The Unified Transportation Coordination Centre still gathering data, but agency confident travel times improved
The multi-partner agency responsible for co-ordinating traffic during the Pan Am Games is confident its transportation planning proved a success, even though it’s not yet ready to release any data indicating so.
The Unified Transportation Coordination Centre (UTCC), which continuously monitored Toronto region roadways before and during the Games, is not ready to release any official transit stats. The Pan Am Games ended Sunday.
There’s also no information available from the Games’ Integrated Security Unit as to how many tickets were issued for misuse of special carpool lanes designated primarily to transport Games’ athletes and personnel. That information could be made publicly available as early as this week, said ISU spokesperson Devin Kealey.
The TTC’s Brad Ross also could not provide figures indicating how well the transit commission did providing transportation options for tens of thousands of Games goers.
When the numbers are released, UTCC spokesperson Andrew Posluns is confident they’ll show travel times improved during the Games.
“We are seeing an improvement in travel times across the region and we see the plan we spent those years putting in place is working,” said Posluns on Friday, July 24.
“But one of the things we’re mindful of is we’re gathering information from a lot of sources. And we will need to take that away and do our due-diligence and make sure we can verify what we’ve seen before putting out a definitive assessment as far as how we’ve done for travel times during the Games.”
Posluns, UTCC executive director, was part of a team tasked with continuously monitoring Toronto region roadways during the Games.
Made up of members from police and emergency, transit as well as various municipality and city agencies, the UTCC was tasked with coming up with a viable plan for keeping Toronto moving, which included temporary carpool lanes, the opening of a $25-million transportation management centre as well as entreaties to the public to modify commuting routines.
The UTCC also co-ordinated responses to emergencies and sent notifications to the public when a traffic situation arose.
While such communication between official agencies is hardly new, what was different was that the scale of the Games afforded a unique opportunity for collaboration, said Posluns.
“This is definitely the first time a group like this has been assembled together to manage an event of this scale,” he said. “We’re thrilled to be able to operationalize the Games, keeping in mind they are the largest multi-scale event to take place in Canada with over 30 venues.”
Anecdotally, it seems traffic did reduce during the Games.
Fears of widespread gridlock and stranded athletes didn’t materialize, and following a week of outcry once the Games began, use of the temporary HOV lanes didn’t prove overly burdensome for most. There were no mass transit shutdowns or delays forcing Games attendees to miss their events.

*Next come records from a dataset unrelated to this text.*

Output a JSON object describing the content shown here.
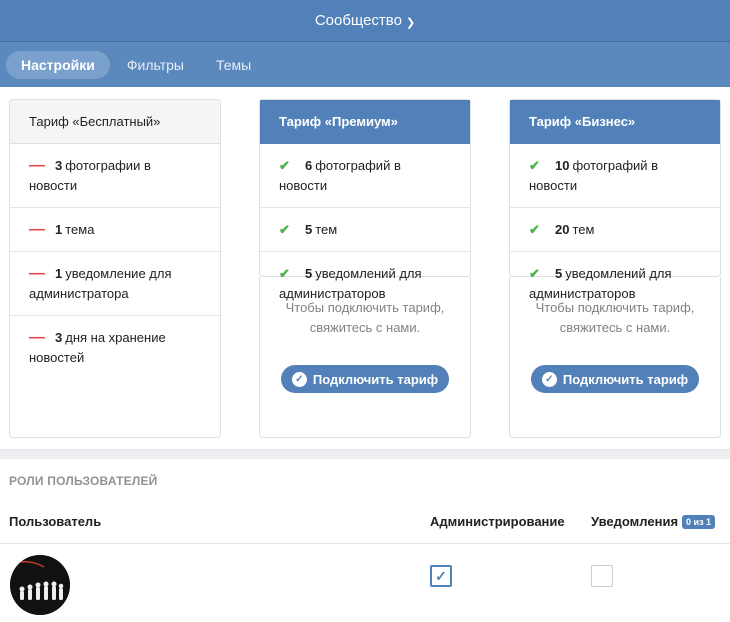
{
  "header": {
    "title": "Сообщество"
  },
  "tabs": [
    {
      "label": "Настройки",
      "active": true
    },
    {
      "label": "Фильтры",
      "active": false
    },
    {
      "label": "Темы",
      "active": false
    }
  ],
  "plans": {
    "free": {
      "title": "Тариф «Бесплатный»",
      "features": [
        {
          "num": "3",
          "text": "фотографии в новости"
        },
        {
          "num": "1",
          "text": "тема"
        },
        {
          "num": "1",
          "text": "уведомление для администратора"
        },
        {
          "num": "3",
          "text": "дня на хранение новостей"
        }
      ]
    },
    "premium": {
      "title": "Тариф «Премиум»",
      "features": [
        {
          "num": "6",
          "text": "фотографий в новости"
        },
        {
          "num": "5",
          "text": "тем"
        },
        {
          "num": "5",
          "text": "уведомлений для администраторов"
        }
      ],
      "contact": "Чтобы подключить тариф, свяжитесь с нами.",
      "button": "Подключить тариф"
    },
    "business": {
      "title": "Тариф «Бизнес»",
      "features": [
        {
          "num": "10",
          "text": "фотографий в новости"
        },
        {
          "num": "20",
          "text": "тем"
        },
        {
          "num": "5",
          "text": "уведомлений для администраторов"
        }
      ],
      "contact": "Чтобы подключить тариф, свяжитесь с нами.",
      "button": "Подключить тариф"
    }
  },
  "roles": {
    "title": "РОЛИ ПОЛЬЗОВАТЕЛЕЙ",
    "col_user": "Пользователь",
    "col_admin": "Администрирование",
    "col_notif": "Уведомления",
    "notif_badge": "0 из 1",
    "rows": [
      {
        "admin": true,
        "notif": false
      }
    ]
  },
  "colors": {
    "accent": "#5181b8",
    "check": "#4bb34b",
    "minus": "#e64646"
  }
}
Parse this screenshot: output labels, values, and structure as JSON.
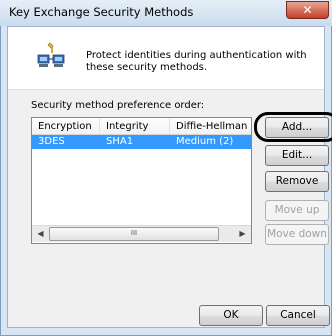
{
  "window": {
    "title": "Key Exchange Security Methods",
    "close_glyph": "✕"
  },
  "header": {
    "icon": "key-exchange-computers-icon",
    "description": "Protect identities during authentication with these security methods."
  },
  "list": {
    "label": "Security method preference order:",
    "columns": [
      "Encryption",
      "Integrity",
      "Diffie-Hellman ..."
    ],
    "rows": [
      {
        "encryption": "3DES",
        "integrity": "SHA1",
        "diffie_hellman": "Medium (2)",
        "selected": true
      }
    ],
    "scrollbar": {
      "left_arrow": "◀",
      "right_arrow": "▶",
      "thumb_grip": "III"
    }
  },
  "buttons": {
    "add": "Add...",
    "edit": "Edit...",
    "remove": "Remove",
    "move_up": "Move up",
    "move_down": "Move down",
    "ok": "OK",
    "cancel": "Cancel"
  },
  "colors": {
    "selection": "#3399ff",
    "frame": "#d8e6f3",
    "close_button": "#c4402a"
  }
}
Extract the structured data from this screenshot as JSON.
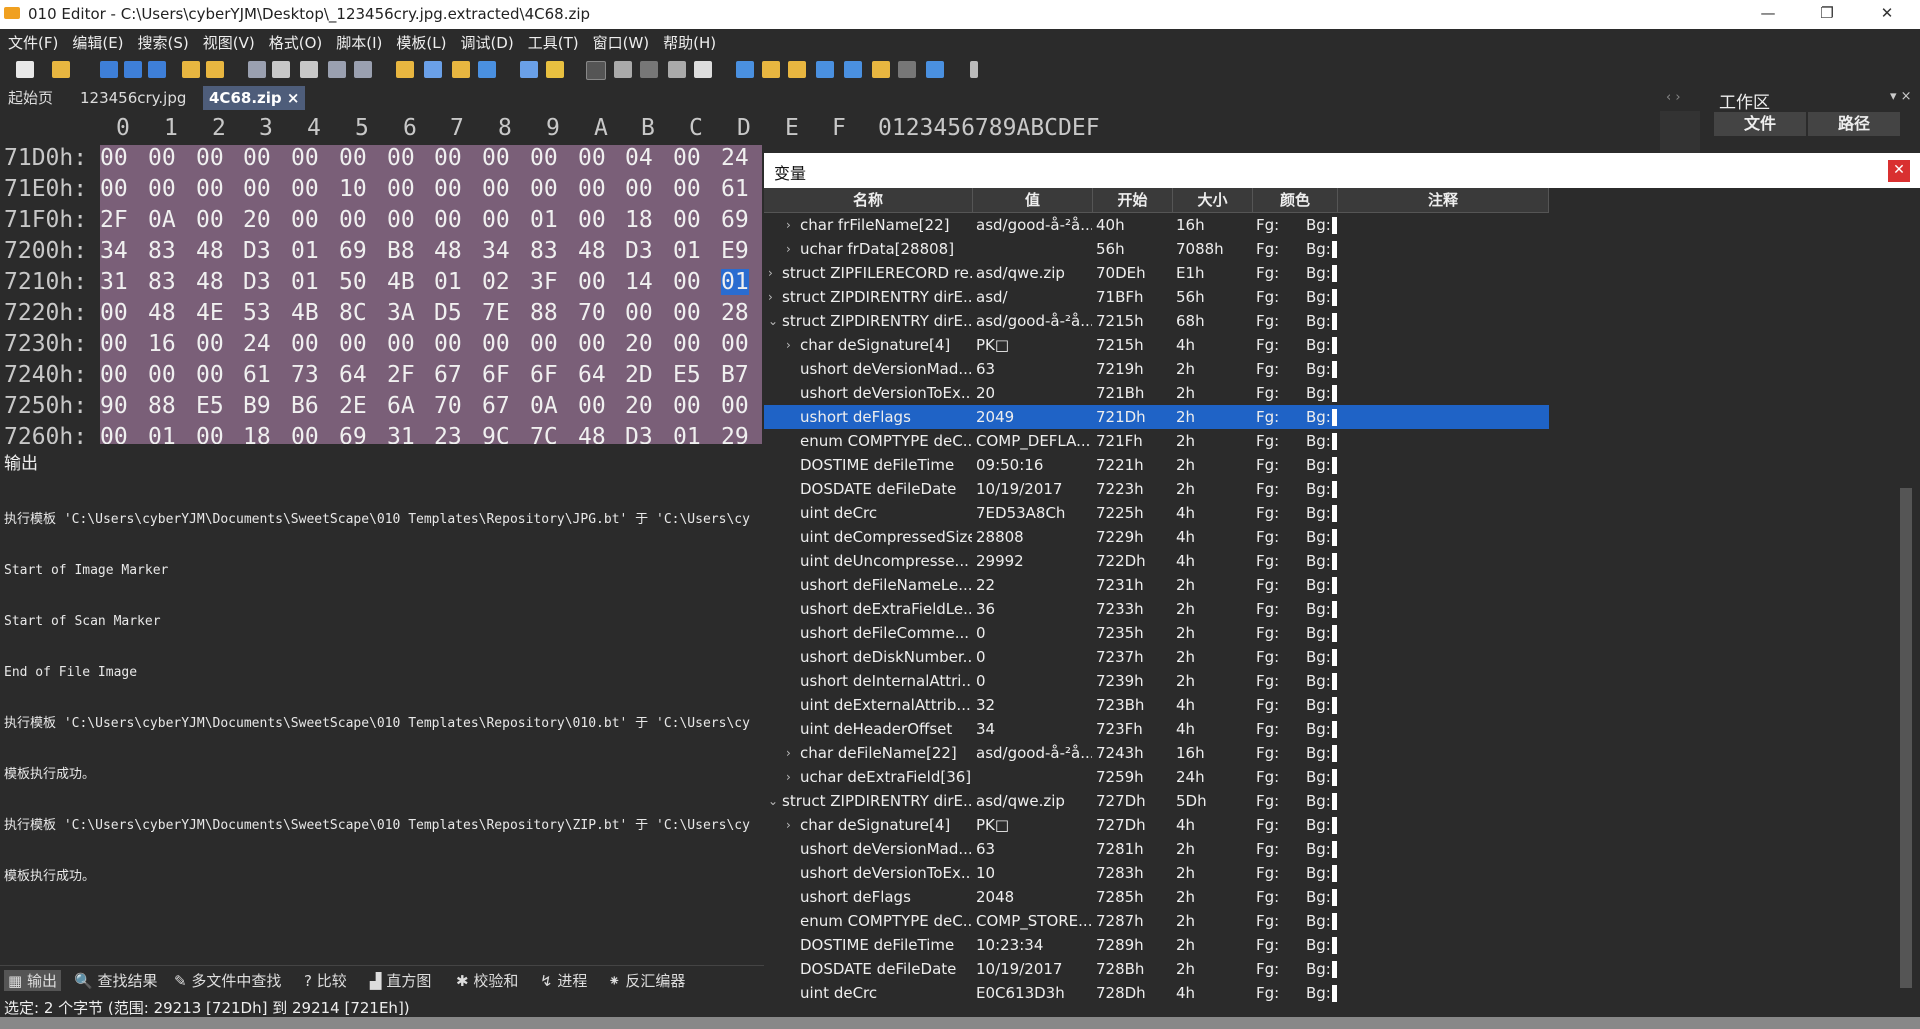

Posluns attributed much of that success to years of planning plus pre-Games consultations with residents and businesses, which provided early notice of the possible traffic pressures. Smart Commute, the Metrolinx agency that advocates and organizes carpool programs for businesses, also did its fair share of outreach that included offering support services to employers before and throughout the Games.
Following the introduction of the HOV lanes at the end of June, more than 1,000 new users signed up for Smart Commute’s services, said Vanessa Barrasa from the agency.
“We’ve also seen a significant increase in the number of visitors to the Smart Commute website – five times as many people are accessing the web page each day since Games began,” said Barrasa over email.
Also, according to Barrasa, Triplinx, an online and mobile planning tool launched recently by Metrolinx, saw an average of 10,000 daily users during the Games, compared to 3,700 per day between May 19 and July 9.